Those who have met MbS say he is Bill Clinton-like in his knack for engaging with even those whom he disagrees with. Yet he rarely seems to change his mind. That’s a pity, because he’s also gaining a reputation for making bad decisions. Those include the detention of Lebanese Prime Minister Saad Hariri, Saudi Arabia’s ongoing war in Yemen against Iran-supported Houthi tribesmen, the diplomatic rift with Qatar, and the arrest of nearly 400 princes and businessmen accused of corruption. In addition, Vision 2030, the kingdom’s economic transformation plan, is proceeding at a snail’s pace. The centerpiece of the plan is the partial sell-off of the state-owned oil company Saudi Aramco. But this has been delayed. Meanwhile, embarrassing revelations of MbS’s tacky extravagance continue to emerge.
MbS, it seems, isn’t really interested in change.

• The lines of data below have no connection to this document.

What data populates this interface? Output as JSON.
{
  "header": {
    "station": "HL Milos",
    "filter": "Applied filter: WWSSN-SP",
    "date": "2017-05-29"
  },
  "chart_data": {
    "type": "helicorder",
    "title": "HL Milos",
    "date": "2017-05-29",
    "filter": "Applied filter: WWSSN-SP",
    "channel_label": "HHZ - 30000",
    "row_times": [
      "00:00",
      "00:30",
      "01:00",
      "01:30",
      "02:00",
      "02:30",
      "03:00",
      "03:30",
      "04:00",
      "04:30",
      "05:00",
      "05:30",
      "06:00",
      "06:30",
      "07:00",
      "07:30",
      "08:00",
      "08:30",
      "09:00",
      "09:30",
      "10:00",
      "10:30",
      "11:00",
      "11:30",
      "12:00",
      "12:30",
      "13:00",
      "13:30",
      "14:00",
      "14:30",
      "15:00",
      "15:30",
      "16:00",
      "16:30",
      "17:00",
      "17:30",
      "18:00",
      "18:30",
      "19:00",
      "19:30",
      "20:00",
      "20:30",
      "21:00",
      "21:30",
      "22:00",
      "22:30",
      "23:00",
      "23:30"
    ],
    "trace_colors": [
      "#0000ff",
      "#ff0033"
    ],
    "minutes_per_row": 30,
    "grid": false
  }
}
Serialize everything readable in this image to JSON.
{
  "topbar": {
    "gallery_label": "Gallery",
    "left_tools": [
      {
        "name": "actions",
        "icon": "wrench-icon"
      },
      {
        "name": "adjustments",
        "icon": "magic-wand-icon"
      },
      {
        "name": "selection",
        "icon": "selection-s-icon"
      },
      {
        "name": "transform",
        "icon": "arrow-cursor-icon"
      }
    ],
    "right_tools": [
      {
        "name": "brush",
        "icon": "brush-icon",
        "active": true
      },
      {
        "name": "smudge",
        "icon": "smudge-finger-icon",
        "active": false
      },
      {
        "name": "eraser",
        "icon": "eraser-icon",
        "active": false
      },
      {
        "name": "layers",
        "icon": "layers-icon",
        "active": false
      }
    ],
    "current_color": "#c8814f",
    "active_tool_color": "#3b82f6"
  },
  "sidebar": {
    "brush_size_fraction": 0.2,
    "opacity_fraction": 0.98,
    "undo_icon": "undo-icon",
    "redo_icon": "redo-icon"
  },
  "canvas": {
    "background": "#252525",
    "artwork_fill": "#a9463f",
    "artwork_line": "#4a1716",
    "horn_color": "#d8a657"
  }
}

Arresting the activists is the way that Saudi Arabia would and did behave in the past: In 1990, several dozen women were arrested for driving through Riyadh. But today’s Saudi Arabia is meant to be different, and MbS is supposed to be a different kind of royal. The world’s hopes are on him to create a modern Saudi Arabia, able to detach itself from its conservative theocratic underpinnings. After these latest arrests, his ability to satisfy those hopes is in doubt.
Simon Henderson is the Baker Fellow and director of the Gulf and Energy Policy Program at The Washington Institute.